CHAPTER II : THE RAMAYANA
VALMlKI is a name almost as shadowy as Homer. He was, no doubt, a Brahman by birth, and closely connected with the kings of Ayodhya. He collected songs and legends of Rama (afterwards called Rama-Chandra, in distinction from Parashu-Rama) ; and very probably some additions were made to his work at a later time, particularly the Uttara Kanda. He is said to have invented the shloka metre, and the language and style of Indian epic poetry owe their definite form to him. According to the Ramayana, he was a contemporary of Rama, and sheltered Sita during her years of lonely exile, and taught the Ramayana to her sons Kusa and Lava. The material of the Ramayana, in its simplest form, the story of the recovery of a ravished bride, is not unlike that of another great epic, the Iliad of Homer. It is not likely, however, although the view has been suggested, that the Iliad derives from the Ramayana : it is more probable that both epics go back to common legendary sources older than 1000 years B.C.

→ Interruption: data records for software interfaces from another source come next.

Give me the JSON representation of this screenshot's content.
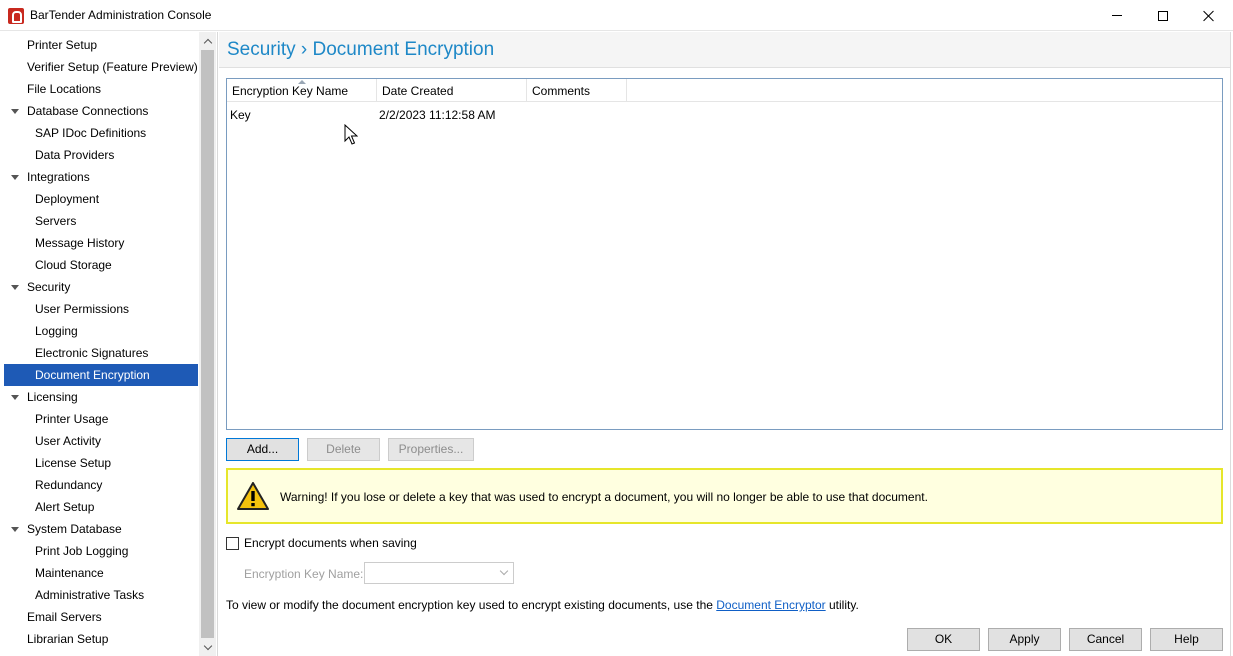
{
  "window": {
    "title": "BarTender Administration Console"
  },
  "sidebar": {
    "items": [
      {
        "label": "Printer Setup",
        "level": 0,
        "expandable": false,
        "selected": false
      },
      {
        "label": "Verifier Setup (Feature Preview)",
        "level": 0,
        "expandable": false,
        "selected": false
      },
      {
        "label": "File Locations",
        "level": 0,
        "expandable": false,
        "selected": false
      },
      {
        "label": "Database Connections",
        "level": 0,
        "expandable": true,
        "selected": false
      },
      {
        "label": "SAP IDoc Definitions",
        "level": 1,
        "expandable": false,
        "selected": false
      },
      {
        "label": "Data Providers",
        "level": 1,
        "expandable": false,
        "selected": false
      },
      {
        "label": "Integrations",
        "level": 0,
        "expandable": true,
        "selected": false
      },
      {
        "label": "Deployment",
        "level": 1,
        "expandable": false,
        "selected": false
      },
      {
        "label": "Servers",
        "level": 1,
        "expandable": false,
        "selected": false
      },
      {
        "label": "Message History",
        "level": 1,
        "expandable": false,
        "selected": false
      },
      {
        "label": "Cloud Storage",
        "level": 1,
        "expandable": false,
        "selected": false
      },
      {
        "label": "Security",
        "level": 0,
        "expandable": true,
        "selected": false
      },
      {
        "label": "User Permissions",
        "level": 1,
        "expandable": false,
        "selected": false
      },
      {
        "label": "Logging",
        "level": 1,
        "expandable": false,
        "selected": false
      },
      {
        "label": "Electronic Signatures",
        "level": 1,
        "expandable": false,
        "selected": false
      },
      {
        "label": "Document Encryption",
        "level": 1,
        "expandable": false,
        "selected": true
      },
      {
        "label": "Licensing",
        "level": 0,
        "expandable": true,
        "selected": false
      },
      {
        "label": "Printer Usage",
        "level": 1,
        "expandable": false,
        "selected": false
      },
      {
        "label": "User Activity",
        "level": 1,
        "expandable": false,
        "selected": false
      },
      {
        "label": "License Setup",
        "level": 1,
        "expandable": false,
        "selected": false
      },
      {
        "label": "Redundancy",
        "level": 1,
        "expandable": false,
        "selected": false
      },
      {
        "label": "Alert Setup",
        "level": 1,
        "expandable": false,
        "selected": false
      },
      {
        "label": "System Database",
        "level": 0,
        "expandable": true,
        "selected": false
      },
      {
        "label": "Print Job Logging",
        "level": 1,
        "expandable": false,
        "selected": false
      },
      {
        "label": "Maintenance",
        "level": 1,
        "expandable": false,
        "selected": false
      },
      {
        "label": "Administrative Tasks",
        "level": 1,
        "expandable": false,
        "selected": false
      },
      {
        "label": "Email Servers",
        "level": 0,
        "expandable": false,
        "selected": false
      },
      {
        "label": "Librarian Setup",
        "level": 0,
        "expandable": false,
        "selected": false
      }
    ]
  },
  "main": {
    "title": "Security › Document Encryption",
    "table": {
      "columns": [
        "Encryption Key Name",
        "Date Created",
        "Comments"
      ],
      "rows": [
        {
          "name": "Key",
          "date_created": "2/2/2023 11:12:58 AM",
          "comments": ""
        }
      ]
    },
    "buttons": {
      "add": "Add...",
      "delete": "Delete",
      "properties": "Properties..."
    },
    "warning_text": "Warning! If you lose or delete a key that was used to encrypt a document, you will no longer be able to use that document.",
    "encrypt_checkbox": {
      "label": "Encrypt documents when saving",
      "checked": false
    },
    "encryption_key_name": {
      "label": "Encryption Key Name:",
      "value": ""
    },
    "info": {
      "prefix": "To view or modify the document encryption key used to encrypt existing documents, use the ",
      "link": "Document Encryptor",
      "suffix": " utility."
    }
  },
  "footer": {
    "ok": "OK",
    "apply": "Apply",
    "cancel": "Cancel",
    "help": "Help"
  },
  "colors": {
    "accent": "#1e88c7",
    "selection": "#1e5ab6",
    "warning_bg": "#ffffe0",
    "warning_border": "#e6e62a",
    "link": "#0f5fc6"
  }
}
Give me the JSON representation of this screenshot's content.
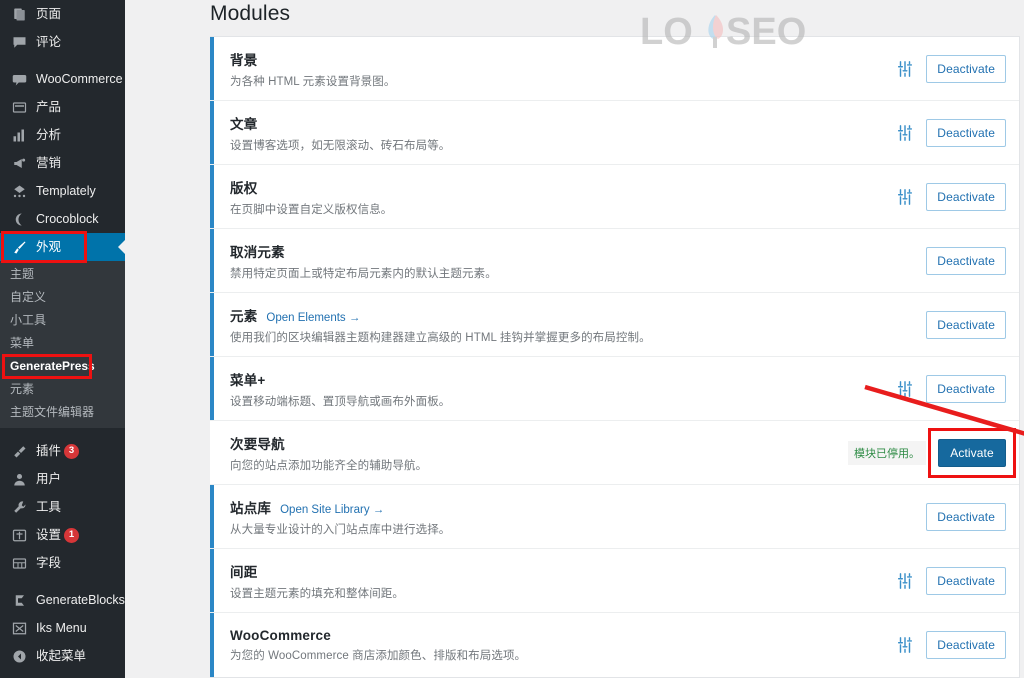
{
  "sidebar": {
    "items": [
      {
        "label": "页面",
        "icon": "pages-icon",
        "badge": null
      },
      {
        "label": "评论",
        "icon": "comments-icon",
        "badge": null
      },
      {
        "label": "WooCommerce",
        "icon": "woocommerce-icon",
        "badge": null
      },
      {
        "label": "产品",
        "icon": "products-icon",
        "badge": null
      },
      {
        "label": "分析",
        "icon": "analytics-chart-icon",
        "badge": null
      },
      {
        "label": "营销",
        "icon": "megaphone-icon",
        "badge": null
      },
      {
        "label": "Templately",
        "icon": "templately-icon",
        "badge": null
      },
      {
        "label": "Crocoblock",
        "icon": "crocoblock-moon-icon",
        "badge": null
      },
      {
        "label": "外观",
        "icon": "appearance-brush-icon",
        "badge": null,
        "current": true
      },
      {
        "label": "插件",
        "icon": "plugins-plug-icon",
        "badge": "3"
      },
      {
        "label": "用户",
        "icon": "users-icon",
        "badge": null
      },
      {
        "label": "工具",
        "icon": "tools-wrench-icon",
        "badge": null
      },
      {
        "label": "设置",
        "icon": "settings-sliders-icon",
        "badge": "1"
      },
      {
        "label": "字段",
        "icon": "fields-grid-icon",
        "badge": null
      },
      {
        "label": "GenerateBlocks",
        "icon": "generateblocks-icon",
        "badge": null
      },
      {
        "label": "Iks Menu",
        "icon": "iks-menu-icon",
        "badge": null
      },
      {
        "label": "收起菜单",
        "icon": "collapse-menu-icon",
        "badge": null
      }
    ],
    "appearance_submenu": [
      {
        "label": "主题",
        "active": false
      },
      {
        "label": "自定义",
        "active": false
      },
      {
        "label": "小工具",
        "active": false
      },
      {
        "label": "菜单",
        "active": false
      },
      {
        "label": "GeneratePress",
        "active": true
      },
      {
        "label": "元素",
        "active": false
      },
      {
        "label": "主题文件编辑器",
        "active": false
      }
    ]
  },
  "header": {
    "page_title": "Modules"
  },
  "watermark": {
    "text_left": "LO",
    "text_right": "SEO",
    "alt": "LOYSEO watermark"
  },
  "buttons": {
    "deactivate_label": "Deactivate",
    "activate_label": "Activate"
  },
  "modules": [
    {
      "title": "背景",
      "link": null,
      "description": "为各种 HTML 元素设置背景图。",
      "has_settings_icon": true,
      "status_note": null,
      "action": "Deactivate",
      "active": true
    },
    {
      "title": "文章",
      "link": null,
      "description": "设置博客选项，如无限滚动、砖石布局等。",
      "has_settings_icon": true,
      "status_note": null,
      "action": "Deactivate",
      "active": true
    },
    {
      "title": "版权",
      "link": null,
      "description": "在页脚中设置自定义版权信息。",
      "has_settings_icon": true,
      "status_note": null,
      "action": "Deactivate",
      "active": true
    },
    {
      "title": "取消元素",
      "link": null,
      "description": "禁用特定页面上或特定布局元素内的默认主题元素。",
      "has_settings_icon": false,
      "status_note": null,
      "action": "Deactivate",
      "active": true
    },
    {
      "title": "元素",
      "link": "Open Elements →",
      "description": "使用我们的区块编辑器主题构建器建立高级的 HTML 挂钩并掌握更多的布局控制。",
      "has_settings_icon": false,
      "status_note": null,
      "action": "Deactivate",
      "active": true
    },
    {
      "title": "菜单+",
      "link": null,
      "description": "设置移动端标题、置顶导航或画布外面板。",
      "has_settings_icon": true,
      "status_note": null,
      "action": "Deactivate",
      "active": true
    },
    {
      "title": "次要导航",
      "link": null,
      "description": "向您的站点添加功能齐全的辅助导航。",
      "has_settings_icon": false,
      "status_note": "模块已停用。",
      "action": "Activate",
      "active": false,
      "highlighted": true
    },
    {
      "title": "站点库",
      "link": "Open Site Library →",
      "description": "从大量专业设计的入门站点库中进行选择。",
      "has_settings_icon": false,
      "status_note": null,
      "action": "Deactivate",
      "active": true
    },
    {
      "title": "间距",
      "link": null,
      "description": "设置主题元素的填充和整体间距。",
      "has_settings_icon": true,
      "status_note": null,
      "action": "Deactivate",
      "active": true
    },
    {
      "title": "WooCommerce",
      "link": null,
      "description": "为您的 WooCommerce 商店添加颜色、排版和布局选项。",
      "has_settings_icon": true,
      "status_note": null,
      "action": "Deactivate",
      "active": true
    }
  ],
  "annotations": {
    "arrow_color": "#e81d1d",
    "highlight_color": "#ee1111",
    "accent_blue": "#0073aa",
    "activate_blue": "#16699e",
    "status_green": "#2e8b45"
  }
}
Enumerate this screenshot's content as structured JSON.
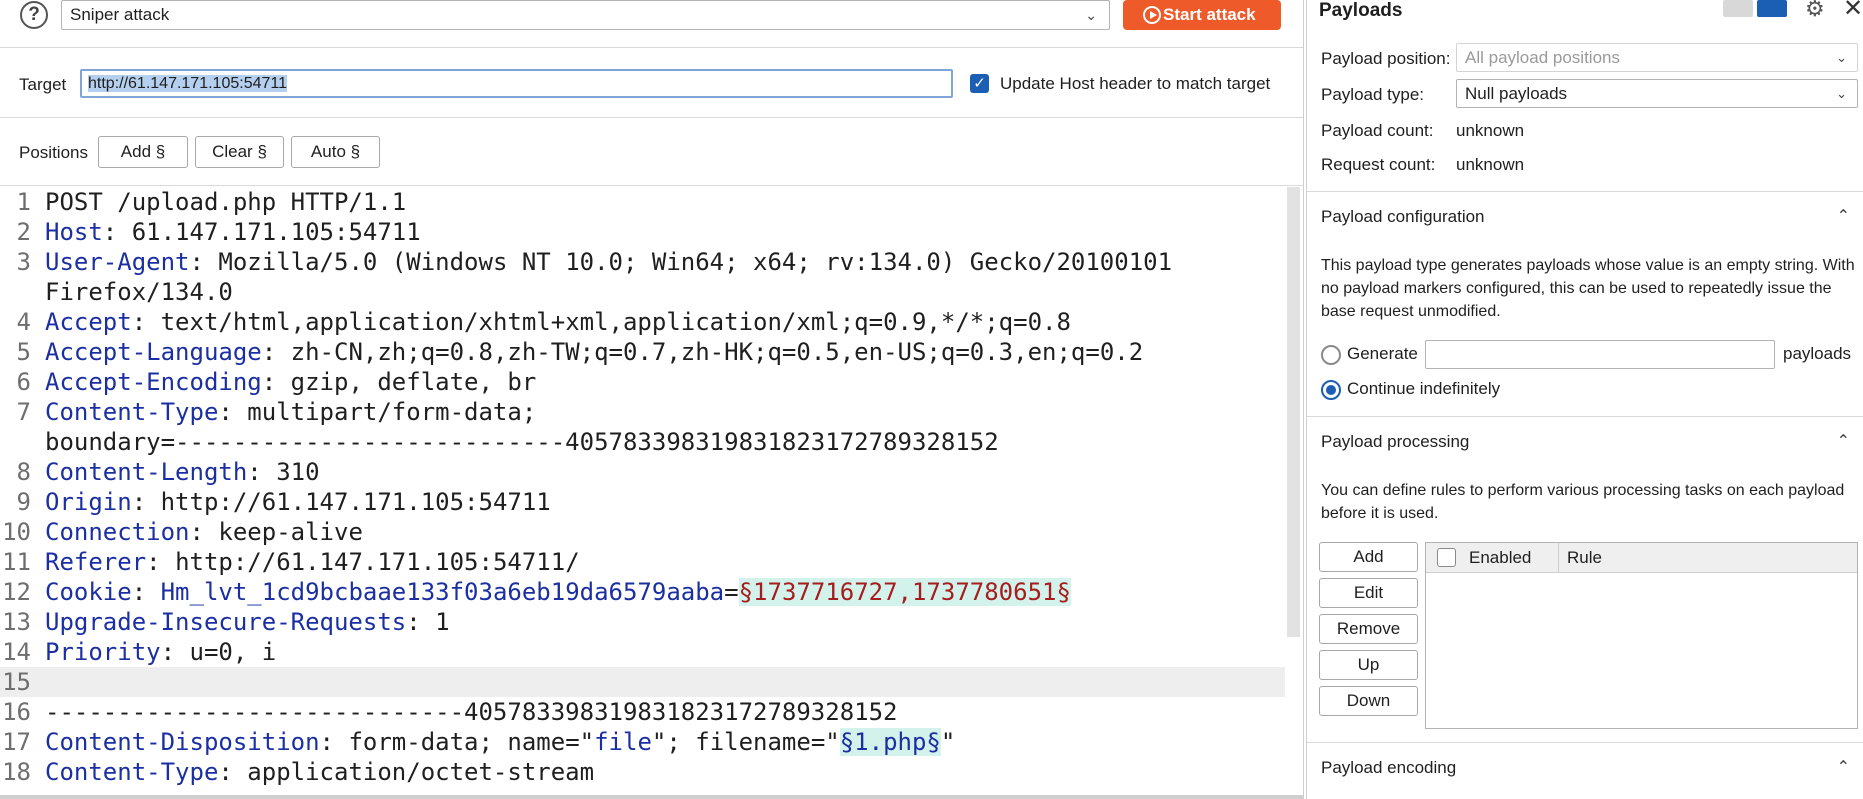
{
  "top": {
    "help_icon": "?",
    "attack_type": "Sniper attack",
    "start_button": "Start attack"
  },
  "target": {
    "label": "Target",
    "value": "http://61.147.171.105:54711",
    "update_host_label": "Update Host header to match target",
    "update_host_checked": true
  },
  "positions": {
    "label": "Positions",
    "add": "Add §",
    "clear": "Clear §",
    "auto": "Auto §"
  },
  "request_lines": [
    {
      "n": "1",
      "key": "",
      "sep": "",
      "val": "POST /upload.php HTTP/1.1"
    },
    {
      "n": "2",
      "key": "Host",
      "sep": ": ",
      "val": "61.147.171.105:54711"
    },
    {
      "n": "3",
      "key": "User-Agent",
      "sep": ": ",
      "val": "Mozilla/5.0 (Windows NT 10.0; Win64; x64; rv:134.0) Gecko/20100101"
    },
    {
      "n": "",
      "key": "",
      "sep": "",
      "val": "Firefox/134.0"
    },
    {
      "n": "4",
      "key": "Accept",
      "sep": ": ",
      "val": "text/html,application/xhtml+xml,application/xml;q=0.9,*/*;q=0.8"
    },
    {
      "n": "5",
      "key": "Accept-Language",
      "sep": ": ",
      "val": "zh-CN,zh;q=0.8,zh-TW;q=0.7,zh-HK;q=0.5,en-US;q=0.3,en;q=0.2"
    },
    {
      "n": "6",
      "key": "Accept-Encoding",
      "sep": ": ",
      "val": "gzip, deflate, br"
    },
    {
      "n": "7",
      "key": "Content-Type",
      "sep": ": ",
      "val": "multipart/form-data;"
    },
    {
      "n": "",
      "key": "",
      "sep": "",
      "val": "boundary=---------------------------405783398319831823172789328152"
    },
    {
      "n": "8",
      "key": "Content-Length",
      "sep": ": ",
      "val": "310"
    },
    {
      "n": "9",
      "key": "Origin",
      "sep": ": ",
      "val": "http://61.147.171.105:54711"
    },
    {
      "n": "10",
      "key": "Connection",
      "sep": ": ",
      "val": "keep-alive"
    },
    {
      "n": "11",
      "key": "Referer",
      "sep": ": ",
      "val": "http://61.147.171.105:54711/"
    },
    {
      "n": "12",
      "key": "Cookie",
      "sep": ": ",
      "val": "",
      "cookie_name": "Hm_lvt_1cd9bcbaae133f03a6eb19da6579aaba",
      "cookie_eq": "=",
      "marker": "§1737716727,1737780651§"
    },
    {
      "n": "13",
      "key": "Upgrade-Insecure-Requests",
      "sep": ": ",
      "val": "1"
    },
    {
      "n": "14",
      "key": "Priority",
      "sep": ": ",
      "val": "u=0, i"
    },
    {
      "n": "15",
      "key": "",
      "sep": "",
      "val": "",
      "highlight": true
    },
    {
      "n": "16",
      "key": "",
      "sep": "",
      "val": "-----------------------------405783398319831823172789328152"
    },
    {
      "n": "17",
      "key": "Content-Disposition",
      "sep": ": ",
      "val": "form-data; name=\"",
      "name_val": "file",
      "mid": "\"; filename=\"",
      "marker2": "§1.php§",
      "end": "\""
    },
    {
      "n": "18",
      "key": "Content-Type",
      "sep": ": ",
      "val": "application/octet-stream"
    }
  ],
  "payloads": {
    "title": "Payloads",
    "position_label": "Payload position:",
    "position_value": "All payload positions",
    "type_label": "Payload type:",
    "type_value": "Null payloads",
    "count_label": "Payload count:",
    "count_value": "unknown",
    "request_label": "Request count:",
    "request_value": "unknown"
  },
  "configuration": {
    "title": "Payload configuration",
    "description": "This payload type generates payloads whose value is an empty string. With no payload markers configured, this can be used to repeatedly issue the base request unmodified.",
    "generate_label": "Generate",
    "generate_value": "",
    "generate_suffix": "payloads",
    "continue_label": "Continue indefinitely",
    "selected": "continue"
  },
  "processing": {
    "title": "Payload processing",
    "description": "You can define rules to perform various processing tasks on each payload before it is used.",
    "buttons": [
      "Add",
      "Edit",
      "Remove",
      "Up",
      "Down"
    ],
    "columns": [
      "Enabled",
      "Rule"
    ],
    "rules": []
  },
  "encoding": {
    "title": "Payload encoding"
  },
  "colors": {
    "accent": "#1a5fb4",
    "start_button": "#ee5a2a",
    "header_key": "#1b2fa3",
    "marker_text": "#a51d1d",
    "marker_bg": "#d4f2ec"
  }
}
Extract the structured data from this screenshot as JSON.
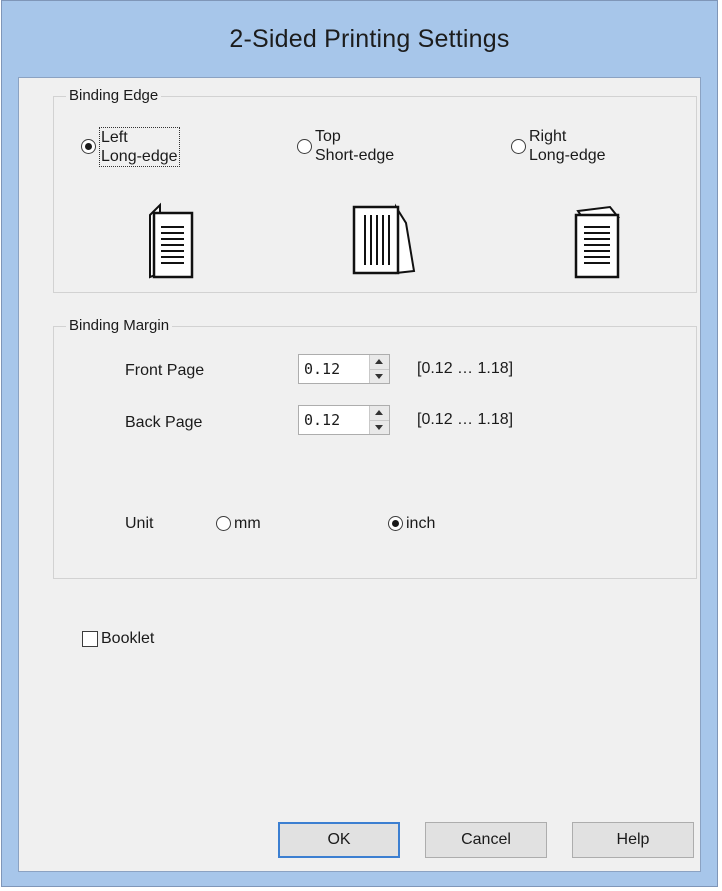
{
  "window": {
    "title": "2-Sided Printing Settings",
    "colors": {
      "frame": "#a7c6ea",
      "client": "#f0f0f0",
      "accent": "#3c7fd1"
    }
  },
  "binding_edge": {
    "label": "Binding Edge",
    "options": [
      {
        "line1": "Left",
        "line2": "Long-edge",
        "selected": true,
        "icon": "left-binding-page-icon"
      },
      {
        "line1": "Top",
        "line2": "Short-edge",
        "selected": false,
        "icon": "top-binding-page-icon"
      },
      {
        "line1": "Right",
        "line2": "Long-edge",
        "selected": false,
        "icon": "right-binding-page-icon"
      }
    ]
  },
  "binding_margin": {
    "label": "Binding Margin",
    "front_page": {
      "label": "Front Page",
      "value": "0.12",
      "range": "[0.12 … 1.18]"
    },
    "back_page": {
      "label": "Back Page",
      "value": "0.12",
      "range": "[0.12 … 1.18]"
    },
    "unit": {
      "label": "Unit",
      "options": [
        {
          "label": "mm",
          "selected": false
        },
        {
          "label": "inch",
          "selected": true
        }
      ]
    }
  },
  "booklet": {
    "label": "Booklet",
    "checked": false
  },
  "buttons": {
    "ok": "OK",
    "cancel": "Cancel",
    "help": "Help"
  }
}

The story of Rama is told in one of the Jatakas, which may be regarded as a shorter version, one of many then current. Probably at some time during the last centuries preceding Christ the current versions of Rama s saga were taken up by the Brahman poet, and formed into one story with a clear and coherent plot; while its complete form, with the added Uttara Kanda, may be as late as A.D. 400. As a whole, the poem in its last redaction seems to belong essentially to the earlier phase of the Hindu renaissance, and it reflects a culture very similar to that which is visibly depicted in the Ajanta frescoes (first